Kevin Jones is an actor's actor. Before leaving Memphis for New York, he did a little bit of everything, from Shakespeare and Shaw to Tennessee Williams and A Tuna Christmas. He wrote and performed original works, took part in holiday shows at Theatre Memphis, and even engaged in a bit of Gross Indecency at Playhouse on the Square. This week, Jones returns to Memphis to help an old friend and perform his critically acclaimed one-man version of Charles Dickens' A Christmas Carol.
The old friend in question is David Foster, another of Memphis' most prolific and prized actors. Foster is an uncommonly versatile actor best known for standout roles in musicals like Next to Normal, Ragtime, Assassins, and his award-winning dramatic turn in the Horton Foote play Dividing the Estate. Foster's arched-eyebrow performances as Crumpet, the inappropriate elf, in David Sedaris' SantaLand Diaries were definitive. Only Sedaris himself does it better. On a good day. Maybe. When Foster took time away from the stage, and from his day job cutting hair, to fight a tough battle with cancer, he was determined not to let the illness define him. But Jones is hard to resist, and his proposal was a unique opportunity to help Foster help himself. Donations from this free performance all go to cover the cost of Foster's chair rental at La Nouvelle Salon.
"I'm calling the event, 'Put my BFF back to work,'" says Jones, describing an act of kindness that might appeal to old Scrooge both before and after his miraculous conversion. "If we can cover the chair rental, he gets to keep 100 percent of what he makes while he's getting back on his feet."

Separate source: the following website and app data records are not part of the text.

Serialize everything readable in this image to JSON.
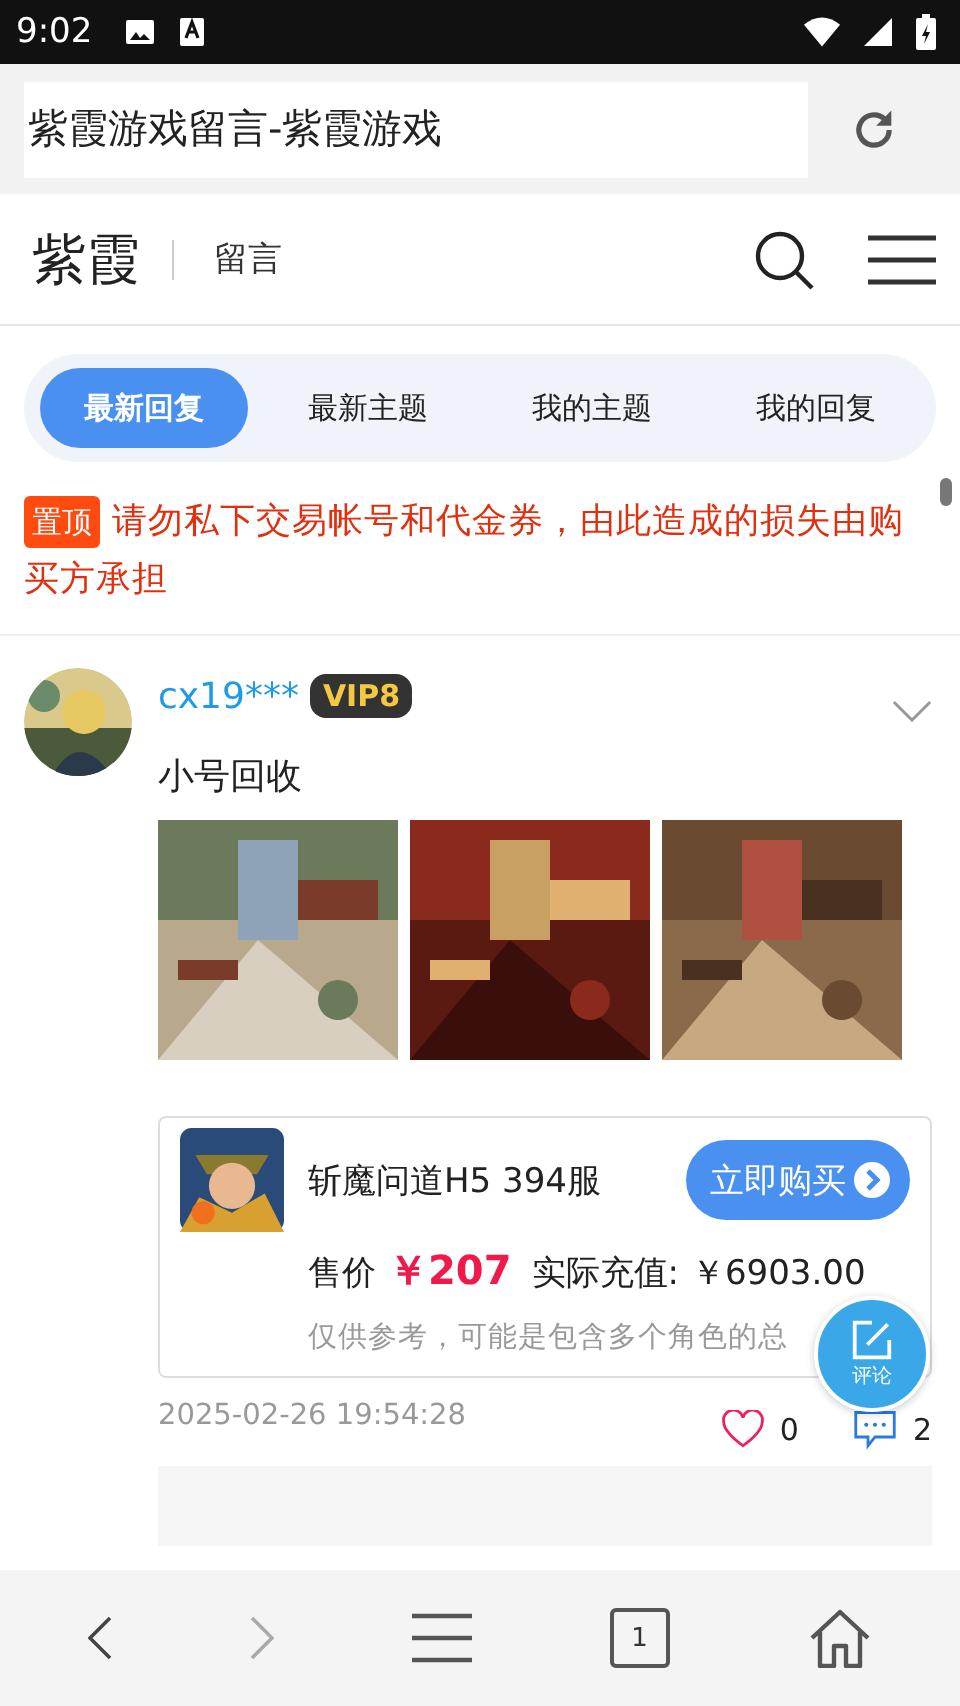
{
  "status_bar": {
    "time": "9:02"
  },
  "address_bar": {
    "title": "紫霞游戏留言-紫霞游戏"
  },
  "site_header": {
    "logo": "紫霞",
    "section": "留言"
  },
  "tabs": [
    {
      "label": "最新回复",
      "selected": true
    },
    {
      "label": "最新主题",
      "selected": false
    },
    {
      "label": "我的主题",
      "selected": false
    },
    {
      "label": "我的回复",
      "selected": false
    }
  ],
  "notice": {
    "badge": "置顶",
    "text": "请勿私下交易帐号和代金券，由此造成的损失由购买方承担"
  },
  "posts": [
    {
      "username": "cx19***",
      "vip": "VIP8",
      "content": "小号回收",
      "product": {
        "name": "斩魔问道H5 394服",
        "buy_button": "立即购买",
        "price_label": "售价",
        "price": "￥207",
        "recharge_label": "实际充值:",
        "recharge": "￥6903.00",
        "note": "仅供参考，可能是包含多个角色的总"
      },
      "time": "2025-02-26 19:54:28",
      "likes": "0",
      "comments": "2"
    }
  ],
  "fab": {
    "label": "评论"
  },
  "bottom_nav": [
    {
      "kind": "back",
      "disabled": false
    },
    {
      "kind": "forward",
      "disabled": true
    },
    {
      "kind": "menu",
      "disabled": false
    },
    {
      "kind": "tabs",
      "count": "1",
      "disabled": false
    },
    {
      "kind": "home",
      "disabled": false
    }
  ]
}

Jones, who often played Scrooge's nephew Fred in Theatre Memphis' annual Carol, is drawn to the enduring story because of its message and possibilities. His performance is lifted directly from Dickens' own reading text, with only a few amendments.